Lifting the “Hyde prohibition” on taxpayer funds for abortion would extend federal support for the procedure to at least 14.5 million Medicaid recipients of childbearing age, according to a nonpartisan analysis of the 40-year-old ban that’s become a hot-button campaign issue this year.
The most significant change would be in the 35 states that also bar the use of state funds for abortion under Medicaid, the government-run insurance program for the poor that is jointly administered by Washington and the states.
About 8.5 million female enrollees of reproductive age, or 58 percent of the national total, live in those states, the Kaiser Family Foundation said Friday.
The Hyde amendment, named for longtime Rep. Henry Hyde of Illinois, first passed on Sept. 30, 1976, in response to the Supreme Court’s Roe v. Wade decision declaring abortion a constitutional right.
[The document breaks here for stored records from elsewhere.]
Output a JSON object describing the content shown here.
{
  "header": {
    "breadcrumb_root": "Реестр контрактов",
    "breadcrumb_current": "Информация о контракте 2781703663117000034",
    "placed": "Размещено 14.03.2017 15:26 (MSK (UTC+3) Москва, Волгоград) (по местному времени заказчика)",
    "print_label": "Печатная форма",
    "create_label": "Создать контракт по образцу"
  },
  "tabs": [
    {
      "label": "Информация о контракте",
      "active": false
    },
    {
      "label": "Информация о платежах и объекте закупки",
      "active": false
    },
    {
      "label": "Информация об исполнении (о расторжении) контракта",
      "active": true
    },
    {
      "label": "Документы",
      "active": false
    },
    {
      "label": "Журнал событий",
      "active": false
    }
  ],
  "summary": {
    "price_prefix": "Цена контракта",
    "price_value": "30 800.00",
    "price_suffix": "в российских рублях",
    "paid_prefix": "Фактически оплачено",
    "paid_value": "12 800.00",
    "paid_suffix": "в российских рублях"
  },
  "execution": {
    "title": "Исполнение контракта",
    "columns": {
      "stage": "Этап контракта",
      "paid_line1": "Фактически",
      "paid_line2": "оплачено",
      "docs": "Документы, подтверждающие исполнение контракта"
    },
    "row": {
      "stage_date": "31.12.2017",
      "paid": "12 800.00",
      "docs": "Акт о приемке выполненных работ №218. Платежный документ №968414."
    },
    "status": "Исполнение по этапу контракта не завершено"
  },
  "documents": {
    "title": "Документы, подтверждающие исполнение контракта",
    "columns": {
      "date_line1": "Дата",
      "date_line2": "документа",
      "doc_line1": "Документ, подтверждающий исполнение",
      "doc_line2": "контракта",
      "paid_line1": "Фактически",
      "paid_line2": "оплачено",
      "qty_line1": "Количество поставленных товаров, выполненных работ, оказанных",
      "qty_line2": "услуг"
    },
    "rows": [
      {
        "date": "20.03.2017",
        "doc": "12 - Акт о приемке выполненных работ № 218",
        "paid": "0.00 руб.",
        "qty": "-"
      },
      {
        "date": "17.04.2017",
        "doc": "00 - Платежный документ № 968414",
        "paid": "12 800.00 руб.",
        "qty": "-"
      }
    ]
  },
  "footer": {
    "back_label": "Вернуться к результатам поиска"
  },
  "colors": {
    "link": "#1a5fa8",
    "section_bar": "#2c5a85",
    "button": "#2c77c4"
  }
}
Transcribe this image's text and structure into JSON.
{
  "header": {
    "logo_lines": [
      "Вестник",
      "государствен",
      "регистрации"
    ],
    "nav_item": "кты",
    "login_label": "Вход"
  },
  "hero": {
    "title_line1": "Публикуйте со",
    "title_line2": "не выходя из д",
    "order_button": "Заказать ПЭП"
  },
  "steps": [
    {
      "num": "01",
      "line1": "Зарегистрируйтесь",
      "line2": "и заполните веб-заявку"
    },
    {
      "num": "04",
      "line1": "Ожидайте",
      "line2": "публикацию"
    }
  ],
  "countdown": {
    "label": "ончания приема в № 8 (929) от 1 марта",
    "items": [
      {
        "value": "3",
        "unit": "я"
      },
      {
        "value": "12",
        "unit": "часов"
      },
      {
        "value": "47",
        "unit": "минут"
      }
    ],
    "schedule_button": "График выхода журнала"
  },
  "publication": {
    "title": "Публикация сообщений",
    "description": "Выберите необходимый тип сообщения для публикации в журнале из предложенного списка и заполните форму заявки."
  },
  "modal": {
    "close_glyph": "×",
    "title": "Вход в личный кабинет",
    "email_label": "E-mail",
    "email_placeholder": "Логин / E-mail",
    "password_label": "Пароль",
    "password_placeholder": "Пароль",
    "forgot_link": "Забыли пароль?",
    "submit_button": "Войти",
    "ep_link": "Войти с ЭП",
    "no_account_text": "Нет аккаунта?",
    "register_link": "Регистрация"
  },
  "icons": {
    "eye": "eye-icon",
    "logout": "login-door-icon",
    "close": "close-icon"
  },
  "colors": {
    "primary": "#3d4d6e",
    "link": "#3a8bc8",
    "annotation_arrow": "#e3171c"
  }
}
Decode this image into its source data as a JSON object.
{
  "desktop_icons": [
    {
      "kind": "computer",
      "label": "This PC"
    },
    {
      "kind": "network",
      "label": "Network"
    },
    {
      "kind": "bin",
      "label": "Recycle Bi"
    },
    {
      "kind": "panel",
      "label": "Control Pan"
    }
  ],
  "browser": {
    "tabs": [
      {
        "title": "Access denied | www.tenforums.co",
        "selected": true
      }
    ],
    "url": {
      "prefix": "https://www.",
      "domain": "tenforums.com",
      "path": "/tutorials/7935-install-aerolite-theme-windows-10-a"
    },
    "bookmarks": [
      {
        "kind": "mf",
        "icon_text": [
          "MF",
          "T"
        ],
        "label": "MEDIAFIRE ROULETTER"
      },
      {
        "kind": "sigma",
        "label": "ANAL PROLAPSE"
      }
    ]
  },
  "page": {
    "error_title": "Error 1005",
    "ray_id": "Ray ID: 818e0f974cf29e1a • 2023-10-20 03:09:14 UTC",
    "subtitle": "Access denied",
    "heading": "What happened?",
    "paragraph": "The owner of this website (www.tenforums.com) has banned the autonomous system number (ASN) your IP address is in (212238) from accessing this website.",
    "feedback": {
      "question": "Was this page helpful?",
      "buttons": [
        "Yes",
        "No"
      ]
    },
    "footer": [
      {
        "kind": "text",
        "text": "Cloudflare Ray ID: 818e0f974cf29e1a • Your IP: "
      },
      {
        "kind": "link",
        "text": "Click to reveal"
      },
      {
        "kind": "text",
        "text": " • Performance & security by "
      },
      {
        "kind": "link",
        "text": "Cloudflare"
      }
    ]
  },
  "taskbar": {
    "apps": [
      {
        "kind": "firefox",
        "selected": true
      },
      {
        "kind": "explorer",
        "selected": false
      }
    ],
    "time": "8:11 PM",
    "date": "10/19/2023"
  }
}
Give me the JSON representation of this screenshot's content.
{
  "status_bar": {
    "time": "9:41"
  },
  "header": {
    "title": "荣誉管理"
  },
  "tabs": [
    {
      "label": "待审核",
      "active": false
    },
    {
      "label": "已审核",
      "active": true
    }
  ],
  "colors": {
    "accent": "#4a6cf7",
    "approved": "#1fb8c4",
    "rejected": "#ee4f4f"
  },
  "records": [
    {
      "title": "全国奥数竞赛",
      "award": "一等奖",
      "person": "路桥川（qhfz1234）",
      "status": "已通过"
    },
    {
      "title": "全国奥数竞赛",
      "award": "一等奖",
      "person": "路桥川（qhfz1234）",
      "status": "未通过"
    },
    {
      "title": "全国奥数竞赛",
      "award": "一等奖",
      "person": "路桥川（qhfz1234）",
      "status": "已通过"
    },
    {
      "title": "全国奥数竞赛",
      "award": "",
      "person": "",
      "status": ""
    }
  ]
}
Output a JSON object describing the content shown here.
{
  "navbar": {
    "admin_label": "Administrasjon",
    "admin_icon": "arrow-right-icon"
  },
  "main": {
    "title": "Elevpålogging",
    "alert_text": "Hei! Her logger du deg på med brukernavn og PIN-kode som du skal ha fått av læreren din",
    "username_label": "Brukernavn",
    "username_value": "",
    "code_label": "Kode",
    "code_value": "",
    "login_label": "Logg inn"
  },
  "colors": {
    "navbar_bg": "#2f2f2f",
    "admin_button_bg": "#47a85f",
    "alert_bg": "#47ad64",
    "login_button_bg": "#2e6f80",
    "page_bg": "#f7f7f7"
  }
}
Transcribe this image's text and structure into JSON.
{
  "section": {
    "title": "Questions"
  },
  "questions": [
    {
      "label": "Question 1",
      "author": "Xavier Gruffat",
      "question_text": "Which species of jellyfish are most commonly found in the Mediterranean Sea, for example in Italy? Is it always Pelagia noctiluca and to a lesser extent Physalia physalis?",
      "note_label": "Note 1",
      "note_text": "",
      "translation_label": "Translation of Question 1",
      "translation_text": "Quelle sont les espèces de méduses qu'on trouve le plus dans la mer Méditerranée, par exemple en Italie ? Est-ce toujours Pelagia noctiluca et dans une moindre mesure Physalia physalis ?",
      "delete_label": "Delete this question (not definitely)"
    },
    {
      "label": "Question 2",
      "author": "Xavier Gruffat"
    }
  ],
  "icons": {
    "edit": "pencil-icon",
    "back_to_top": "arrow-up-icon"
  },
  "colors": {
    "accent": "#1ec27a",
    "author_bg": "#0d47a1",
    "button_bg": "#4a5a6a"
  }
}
It bans the use of federal funds for abortion except to save the life of the mother, or if the pregnancy was the result of rape or incest.
The prohibition covers a range of federal programs, from Medicare to coverage through the Indian Health Service, and President Obama agreed to extend it to subsidized insurance coverage under the Affordable Care Act of 2010.
Congress routinely renews the ban each year as a policy add-on to spending bills, though the 2016 presidential race is throwing the issue into the spotlight.
Republican presidential nominee Donald Trump wants to enshrine the Hyde ban in permanent law, while Democratic rival Hillary Clinton wants to repeal the amendment, saying it prevents poor women from actually having abortions.
That’s created a bit of a divide on her own ticket: Her vice presidential pick, Sen. Tim Kaine of Virginia, is backing Mrs. Clinton’s agenda even though he is a Catholic who has supported the Hyde amendment.
However, Democrats took the unprecedented step this year of including language in their party platform to repeal the Hyde amendment.
Kaiser said without coverage under Medicaid, women must pay anywhere from $485 to $3,500 out of pocket for an abortion, though the prospect of that happening varies greatly by state.
Seventeen states are using their own funds to pay for abortions among low-income women insured by Medicaid, although 11 of them do so because of a court order, the foundation said.
The Guttmacher Institute found that in 2014, 52 percent of abortion patients residing in states that offer their own funds had the procedure covered by Medicaid, compared to just 1.5 percent of those who live in states that stick to the Hyde limitations.
“This stark differential strongly suggests that if abortion coverage were expanded under Medicaid, the number of abortions paid for by the program would rise,” Kaiser said. “However, the extent of the change in Medicaid-funded abortions would likely vary considerably by state as it will be affected by a range of factors including state laws, reimbursement rates and the availability of providers.”
Kaiser also pointed to racial disparities under the current system. In 2014 65 percent of women obtaining an abortion were Hispanic or black, according to Guttmacher.
“Despite the news that unintended pregnancy and abortion rates have fallen in the general population, abortions are becoming increasingly concentrated among poor women and black women,” Kaiser said. “Women of color are more likely than white women to be insured by Medicaid, and have higher rates of unintended pregnancy and abortion.”
Kaiser’s study did not delve into the financial ramifications for taxpayers should Hyde be repealed.
Nor did it weigh in on matters of conscience, which are driving a range of political and legal fights over Planned Parenthood — the nation’s largest abortion provider and the recipient of federal tax dollars, although it cannot use them for the procedure itself.
In a letter to pro-life leaders this month, Mr. Trump said he is committed to defunding Planned Parenthood, appointing pro-life Supreme Court justices and advancing a legislative ban on abortion after 20 weeks of pregnancy.
“Hillary Clinton’s unwavering commitment to advancing taxpayer-funded abortion on-demand stands in stark contrast to the commitments I’ve made to advance the rights of unborn children and their mothers when elected president,” Mr. Trump wrote.